Full Dentures

Sometimes decay, gum disease or genetic defects mean that all teeth need to be extracted and full dentures constructed. For the upper jaw, the denture is held in by suction and the bone ridge. On the lower jaw there’s a much smaller bone ridge, with much less hold and suction as a result. During the inital adjustment period, you’ll need to learn how to hold the lower denture in place with your lips and your tongue. We recommend eating small pieces of food and practising talking until you get used to the denture.

Making full dentures involves taking a number of molds of the mouth and bite, producing ‘try-in’ versions if necessary, and finally constructing the final version for insertion. This takes between four to six weeks.  Once the dentures are in use, you may find there are some sore spots and you need to drop in and have the dentures adjusted slightly.

Please be aware that after the teeth are extracted, the bone starts shrinking away. After three or four months the rate of shrinkage decreases, and if dentures are provided immediately then they may need to be re-lined at this point. Sometimes so much bone is re-absorbed that a new denture has to be constructed.

Dentures are the cheapest tooth-replacement option, and have been satisfactory for millions of people. If you need facial support from the flanges, they may even be the best option. We recommend a re-line every two to five years and a new denture at around ten years.
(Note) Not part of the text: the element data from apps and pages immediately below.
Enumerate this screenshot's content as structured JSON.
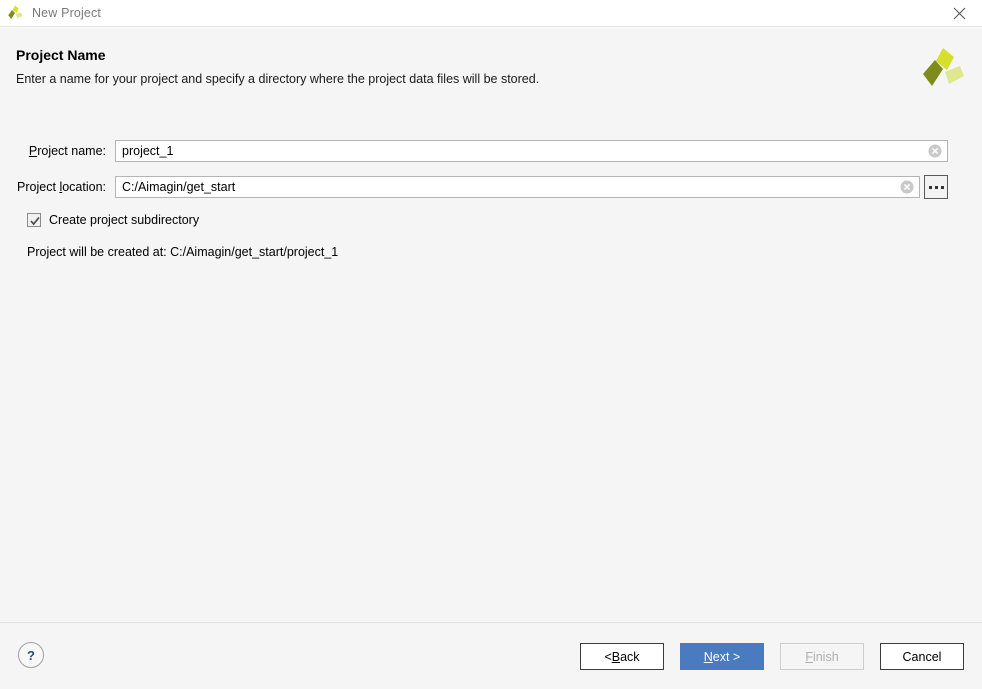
{
  "window": {
    "title": "New Project",
    "app_icon": "aimagin-pinwheel-logo",
    "close_icon": "close-icon"
  },
  "header": {
    "title": "Project Name",
    "subtitle": "Enter a name for your project and specify a directory where the project data files will be stored.",
    "logo_icon": "aimagin-pinwheel-logo"
  },
  "form": {
    "project_name": {
      "label_prefix": "",
      "label_mnemonic": "P",
      "label_suffix": "roject name:",
      "value": "project_1",
      "placeholder": "",
      "clear_icon": "clear-circle-icon"
    },
    "project_location": {
      "label_prefix": "Project ",
      "label_mnemonic": "l",
      "label_suffix": "ocation:",
      "value": "C:/Aimagin/get_start",
      "placeholder": "",
      "clear_icon": "clear-circle-icon",
      "browse_label": "...",
      "browse_icon": "ellipsis-icon"
    },
    "create_subdirectory": {
      "label": "Create project subdirectory",
      "checked": true,
      "check_icon": "checkmark-icon"
    },
    "created_at": "Project will be created at: C:/Aimagin/get_start/project_1"
  },
  "footer": {
    "help_label": "?",
    "help_icon": "question-mark-icon",
    "buttons": {
      "back": {
        "prefix": "< ",
        "mnemonic": "B",
        "suffix": "ack",
        "enabled": true
      },
      "next": {
        "prefix": "",
        "mnemonic": "N",
        "suffix": "ext >",
        "enabled": true,
        "primary": true
      },
      "finish": {
        "prefix": "",
        "mnemonic": "F",
        "suffix": "inish",
        "enabled": false
      },
      "cancel": {
        "prefix": "",
        "mnemonic": "",
        "suffix": "Cancel",
        "enabled": true
      }
    }
  },
  "colors": {
    "accent_blue": "#4a7ac0",
    "window_bg": "#f5f5f5",
    "titlebar_bg": "#ffffff",
    "input_bg": "#ffffff",
    "input_border": "#b4b4b4",
    "logo_top": "#d4e02a",
    "logo_left": "#7f8c1b",
    "logo_right": "#dfe88f",
    "help_blue": "#2d4a77",
    "disabled_text": "#b0b0b0"
  }
}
If you’d prefer a more secure replacement, see implant overdentures, mini implants, or full fixed bridges.